> [DIRECTIONS FOR THIS TASK]: Please copy every line below that contains the string "active".

> [DATASET EXCERPTS]:
- Opening Delimiter -

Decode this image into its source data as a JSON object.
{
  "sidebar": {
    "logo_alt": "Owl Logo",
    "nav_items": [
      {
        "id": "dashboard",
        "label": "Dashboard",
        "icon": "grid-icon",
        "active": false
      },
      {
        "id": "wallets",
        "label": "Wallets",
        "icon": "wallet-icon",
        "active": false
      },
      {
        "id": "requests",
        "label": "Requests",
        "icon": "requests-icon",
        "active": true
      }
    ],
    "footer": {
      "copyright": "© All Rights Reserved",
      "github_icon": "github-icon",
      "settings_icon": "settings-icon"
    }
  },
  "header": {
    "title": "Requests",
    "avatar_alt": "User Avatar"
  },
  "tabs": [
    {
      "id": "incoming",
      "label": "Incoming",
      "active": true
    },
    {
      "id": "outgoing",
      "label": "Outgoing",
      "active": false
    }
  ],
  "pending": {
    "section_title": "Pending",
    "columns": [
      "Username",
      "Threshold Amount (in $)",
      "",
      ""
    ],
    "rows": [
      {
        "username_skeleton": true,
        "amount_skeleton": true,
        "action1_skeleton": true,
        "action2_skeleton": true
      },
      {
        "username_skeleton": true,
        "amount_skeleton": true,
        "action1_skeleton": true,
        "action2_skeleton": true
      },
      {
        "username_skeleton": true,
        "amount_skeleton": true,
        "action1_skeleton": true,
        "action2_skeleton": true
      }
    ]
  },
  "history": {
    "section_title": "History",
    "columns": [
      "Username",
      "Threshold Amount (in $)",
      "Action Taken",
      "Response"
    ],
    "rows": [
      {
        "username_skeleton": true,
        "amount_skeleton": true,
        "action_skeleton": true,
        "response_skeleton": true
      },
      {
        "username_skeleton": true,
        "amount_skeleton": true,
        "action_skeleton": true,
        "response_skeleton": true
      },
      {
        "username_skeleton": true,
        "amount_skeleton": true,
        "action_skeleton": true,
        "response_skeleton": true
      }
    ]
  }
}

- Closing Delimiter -

> [EXERCISE OUTPUT]:
        "active": false
        "active": false
        "active": true
      "active": true
      "active": false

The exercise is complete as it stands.